The Transport Commission is applying for an increase in freight charges which, if granted, would put up the cost of heavy steel sections by 9s. a ton. The cost of coal and coke would also be affected, with further repercussions on steel. Yet in both these cases a cut in costs could be brought about, if only the requisite pressure could be brought to bear in the mines, to make fuller use of new machines, and on the railways, to reduce unnecessarily large staffs. It is difficult to apply that pressure because these industries are nationalised, and so, even if the taxpayer could not be called upon to meet their excess costs, heavy industry might be forced to do so. The attempt is being made. If it succeeds, the chickens of nationalisation will come home to roost in flocks.
So far the nationalisation programme has been carried out on the assumption that it is possible to begin by taking over the most fundamental industries and services and proceeding step by step, with less and less resistance, to the less fundamental—first coal, power and railways, now steel, and the rest later. This assumption rests on a gross fallacy—an error so fundamental that any elementary textbook on economics contains the arguments which explode it. It is the error of thinking that experiments can be carried out over wide sectors of the economy without pro- ducing repercussions in all the other sectors. As this error has been developed in practice in this country, costs have gone up in
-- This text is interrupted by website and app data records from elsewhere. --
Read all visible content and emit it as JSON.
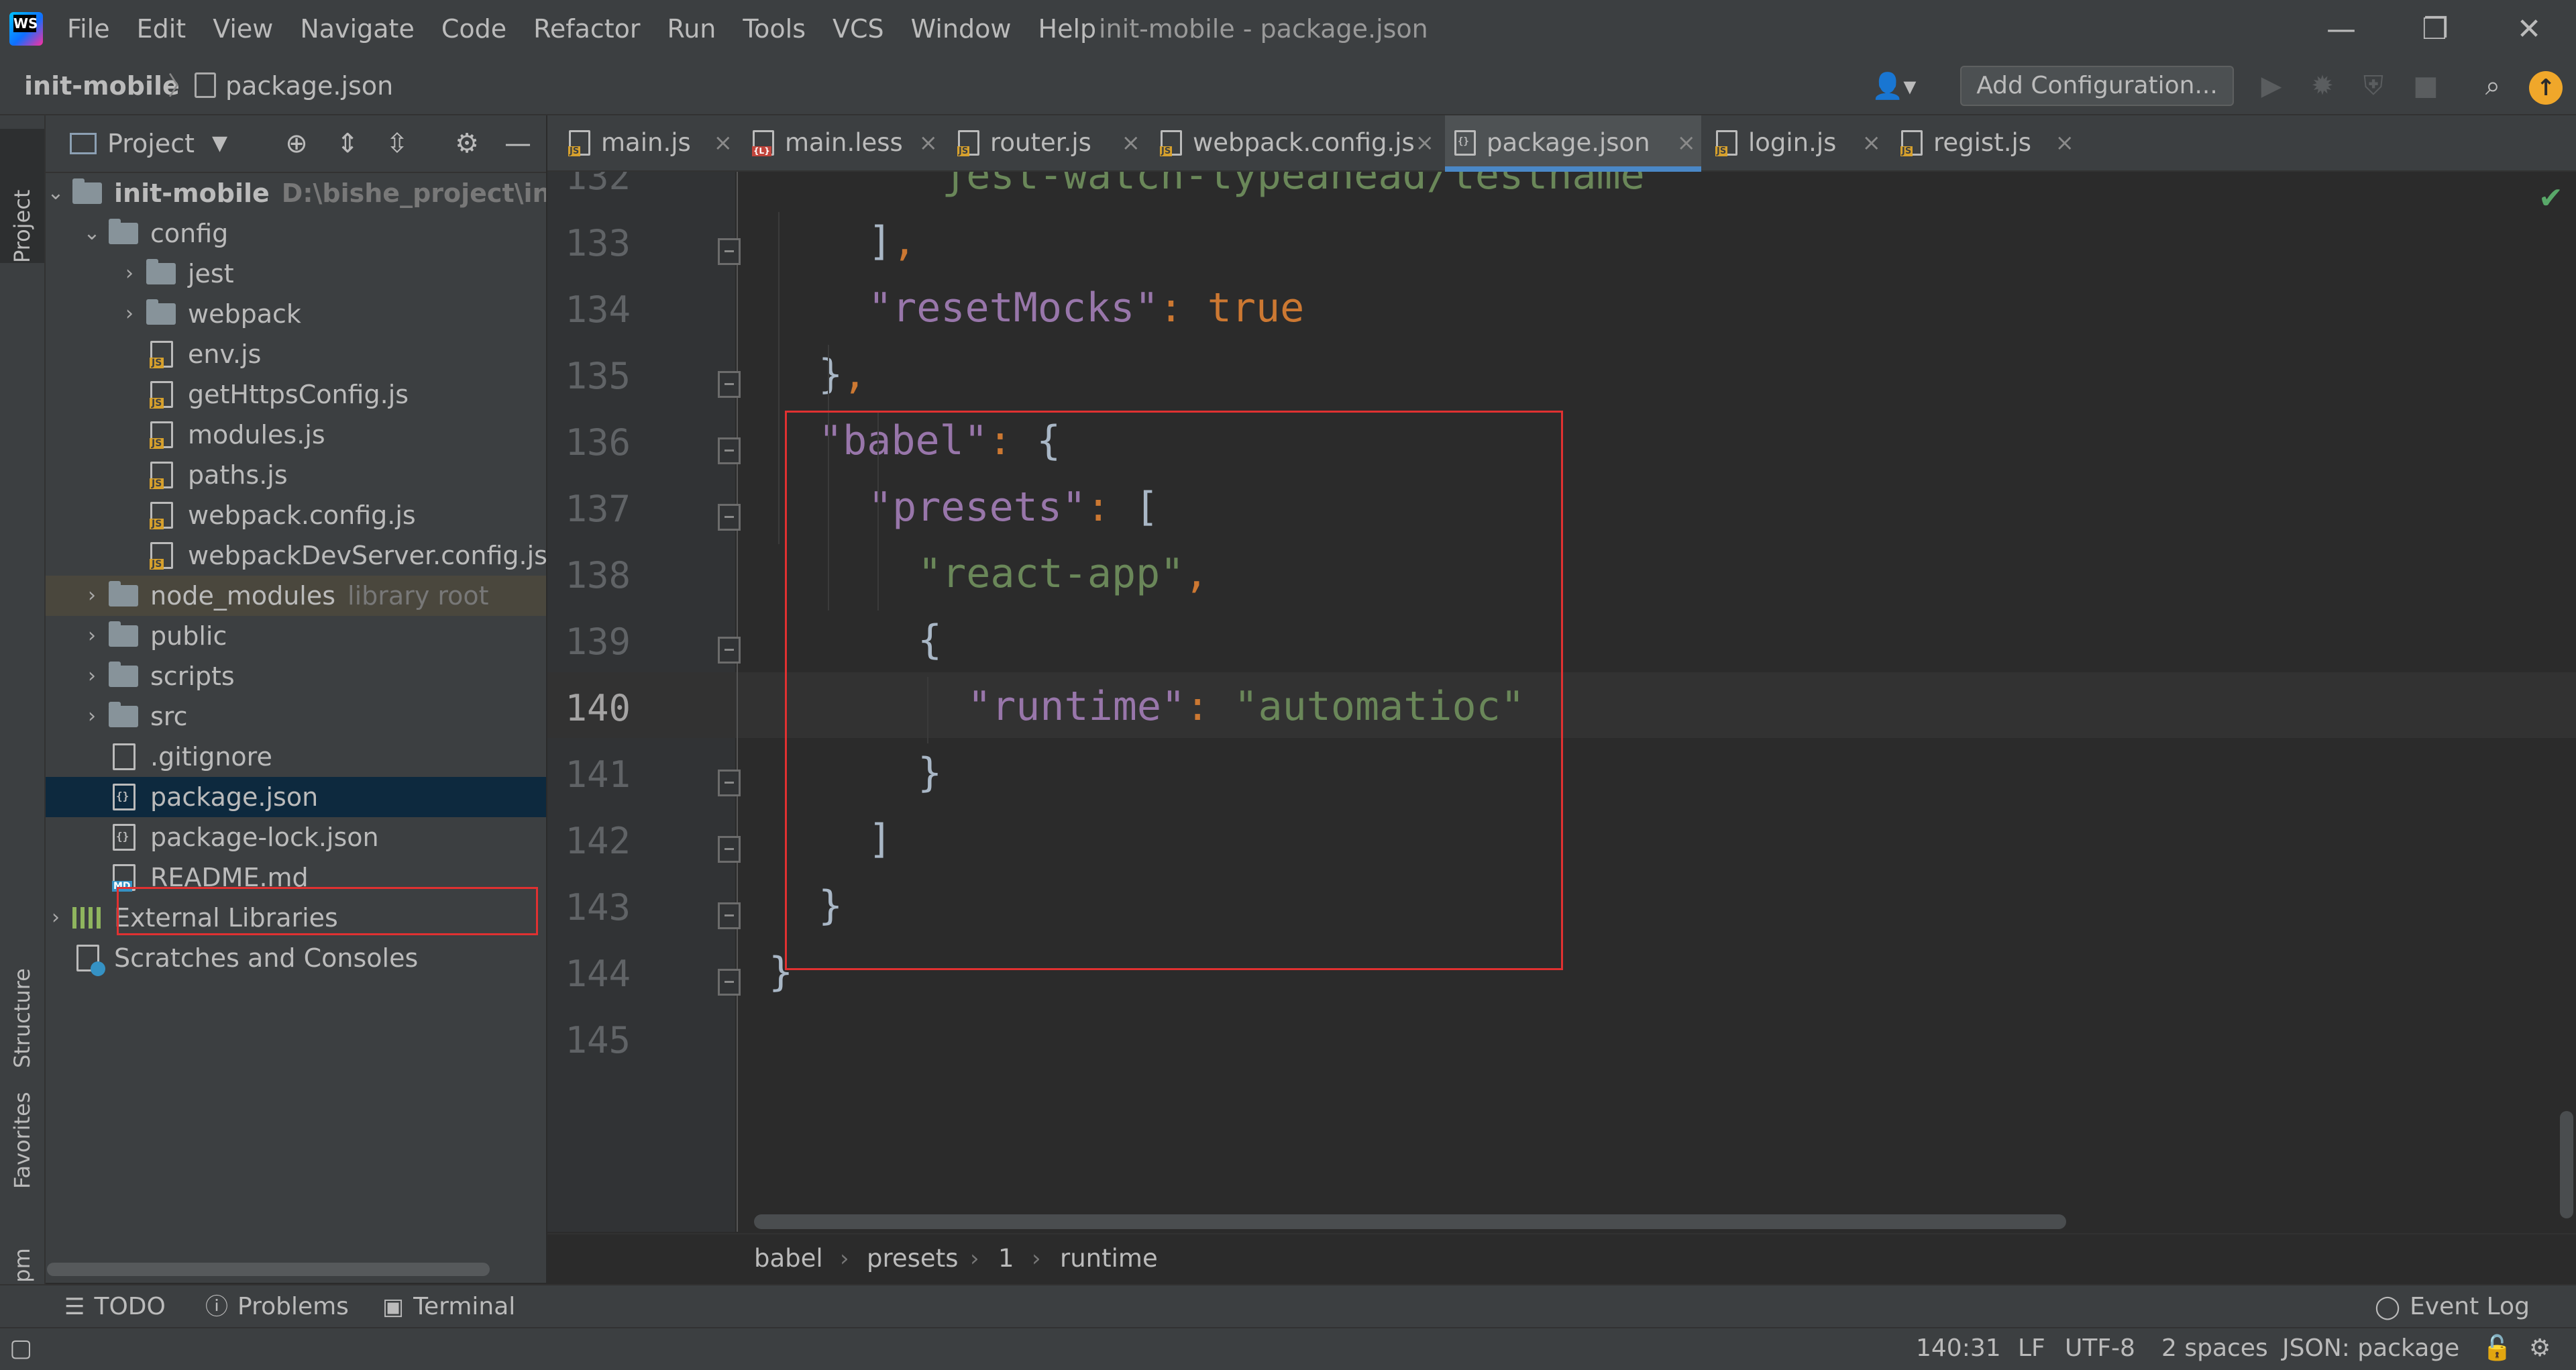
{
  "window": {
    "title": "init-mobile - package.json",
    "menu": [
      "File",
      "Edit",
      "View",
      "Navigate",
      "Code",
      "Refactor",
      "Run",
      "Tools",
      "VCS",
      "Window",
      "Help"
    ],
    "minimize_glyph": "—",
    "restore_glyph": "❐",
    "close_glyph": "✕"
  },
  "navbar": {
    "project": "init-mobile",
    "separator": "〉",
    "file": "package.json",
    "add_configuration": "Add Configuration..."
  },
  "left_strip": {
    "project": "Project",
    "structure": "Structure",
    "favorites": "Favorites",
    "npm": "npm"
  },
  "project_panel": {
    "title": "Project",
    "tree": [
      {
        "label": "init-mobile",
        "hint": "D:\\bishe_project\\init-m",
        "depth": 0,
        "kind": "folder",
        "arrow": "⌄",
        "bold": true
      },
      {
        "label": "config",
        "hint": "",
        "depth": 1,
        "kind": "folder",
        "arrow": "⌄"
      },
      {
        "label": "jest",
        "hint": "",
        "depth": 2,
        "kind": "folder",
        "arrow": "›"
      },
      {
        "label": "webpack",
        "hint": "",
        "depth": 2,
        "kind": "folder",
        "arrow": "›"
      },
      {
        "label": "env.js",
        "hint": "",
        "depth": 2,
        "kind": "js",
        "arrow": ""
      },
      {
        "label": "getHttpsConfig.js",
        "hint": "",
        "depth": 2,
        "kind": "js",
        "arrow": ""
      },
      {
        "label": "modules.js",
        "hint": "",
        "depth": 2,
        "kind": "js",
        "arrow": ""
      },
      {
        "label": "paths.js",
        "hint": "",
        "depth": 2,
        "kind": "js",
        "arrow": ""
      },
      {
        "label": "webpack.config.js",
        "hint": "",
        "depth": 2,
        "kind": "js",
        "arrow": ""
      },
      {
        "label": "webpackDevServer.config.js",
        "hint": "",
        "depth": 2,
        "kind": "js",
        "arrow": ""
      },
      {
        "label": "node_modules",
        "hint": "library root",
        "depth": 1,
        "kind": "folder",
        "arrow": "›",
        "libroot": true
      },
      {
        "label": "public",
        "hint": "",
        "depth": 1,
        "kind": "folder",
        "arrow": "›"
      },
      {
        "label": "scripts",
        "hint": "",
        "depth": 1,
        "kind": "folder",
        "arrow": "›"
      },
      {
        "label": "src",
        "hint": "",
        "depth": 1,
        "kind": "folder",
        "arrow": "›"
      },
      {
        "label": ".gitignore",
        "hint": "",
        "depth": 1,
        "kind": "git",
        "arrow": ""
      },
      {
        "label": "package.json",
        "hint": "",
        "depth": 1,
        "kind": "json",
        "arrow": "",
        "selected": true
      },
      {
        "label": "package-lock.json",
        "hint": "",
        "depth": 1,
        "kind": "json",
        "arrow": ""
      },
      {
        "label": "README.md",
        "hint": "",
        "depth": 1,
        "kind": "md",
        "arrow": ""
      },
      {
        "label": "External Libraries",
        "hint": "",
        "depth": 0,
        "kind": "extlib",
        "arrow": "›"
      },
      {
        "label": "Scratches and Consoles",
        "hint": "",
        "depth": 0,
        "kind": "scratch",
        "arrow": ""
      }
    ]
  },
  "editor": {
    "tabs": [
      {
        "name": "main.js",
        "type": "js",
        "active": false
      },
      {
        "name": "main.less",
        "type": "less",
        "active": false
      },
      {
        "name": "router.js",
        "type": "js",
        "active": false
      },
      {
        "name": "webpack.config.js",
        "type": "js",
        "active": false
      },
      {
        "name": "package.json",
        "type": "json",
        "active": true
      },
      {
        "name": "login.js",
        "type": "js",
        "active": false
      },
      {
        "name": "regist.js",
        "type": "js",
        "active": false
      }
    ],
    "tab_close_glyph": "×",
    "lines": [
      {
        "n": "132",
        "indent": 3,
        "tokens": [
          [
            "s",
            "\"jest-watch-typeahead/testname\""
          ]
        ]
      },
      {
        "n": "133",
        "indent": 2,
        "tokens": [
          [
            "g",
            "]"
          ],
          [
            "p",
            ","
          ]
        ]
      },
      {
        "n": "134",
        "indent": 2,
        "tokens": [
          [
            "k",
            "\"resetMocks\""
          ],
          [
            "p",
            ": "
          ],
          [
            "b",
            "true"
          ]
        ]
      },
      {
        "n": "135",
        "indent": 1,
        "tokens": [
          [
            "g",
            "}"
          ],
          [
            "p",
            ","
          ]
        ]
      },
      {
        "n": "136",
        "indent": 1,
        "tokens": [
          [
            "k",
            "\"babel\""
          ],
          [
            "p",
            ": "
          ],
          [
            "g",
            "{"
          ]
        ]
      },
      {
        "n": "137",
        "indent": 2,
        "tokens": [
          [
            "k",
            "\"presets\""
          ],
          [
            "p",
            ": "
          ],
          [
            "g",
            "["
          ]
        ]
      },
      {
        "n": "138",
        "indent": 3,
        "tokens": [
          [
            "s",
            "\"react-app\""
          ],
          [
            "p",
            ","
          ]
        ]
      },
      {
        "n": "139",
        "indent": 3,
        "tokens": [
          [
            "g",
            "{"
          ]
        ]
      },
      {
        "n": "140",
        "indent": 4,
        "tokens": [
          [
            "k",
            "\"runtime\""
          ],
          [
            "p",
            ": "
          ],
          [
            "s",
            "\"automatioc\""
          ]
        ]
      },
      {
        "n": "141",
        "indent": 3,
        "tokens": [
          [
            "g",
            "}"
          ]
        ]
      },
      {
        "n": "142",
        "indent": 2,
        "tokens": [
          [
            "g",
            "]"
          ]
        ]
      },
      {
        "n": "143",
        "indent": 1,
        "tokens": [
          [
            "g",
            "}"
          ]
        ]
      },
      {
        "n": "144",
        "indent": 0,
        "tokens": [
          [
            "g",
            "}"
          ]
        ]
      },
      {
        "n": "145",
        "indent": 0,
        "tokens": []
      }
    ],
    "current_line": "140",
    "breadcrumb": [
      "babel",
      "presets",
      "1",
      "runtime"
    ]
  },
  "bottom_tools": {
    "todo": "TODO",
    "problems": "Problems",
    "terminal": "Terminal",
    "event_log": "Event Log"
  },
  "status": {
    "position": "140:31",
    "line_separator": "LF",
    "encoding": "UTF-8",
    "indent": "2 spaces",
    "schema": "JSON: package"
  },
  "colors": {
    "background": "#2b2b2b",
    "panel": "#3c3f41",
    "json_key": "#9876aa",
    "json_string": "#6a8759",
    "punctuation": "#cc7832",
    "highlight_box": "#e03131",
    "active_tab_underline": "#4a88c7"
  },
  "icons": [
    "webstorm-logo-icon",
    "user-icon",
    "run-icon",
    "debug-icon",
    "coverage-icon",
    "stop-icon",
    "search-icon",
    "update-icon",
    "locate-icon",
    "expand-all-icon",
    "collapse-all-icon",
    "gear-icon",
    "minimize-panel-icon",
    "check-icon",
    "lock-icon",
    "inspector-icon"
  ]
}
the nationalised industries, and have been in due course passed on to other industries and to the ultimate consumer. But inevitably there comes a day when the contradictions of this course are ex- posed, as they are today in the threat to the still independent steel industry from the nationalised rail and coal industries. Could there be a clear demonstration of the central issue of the election ?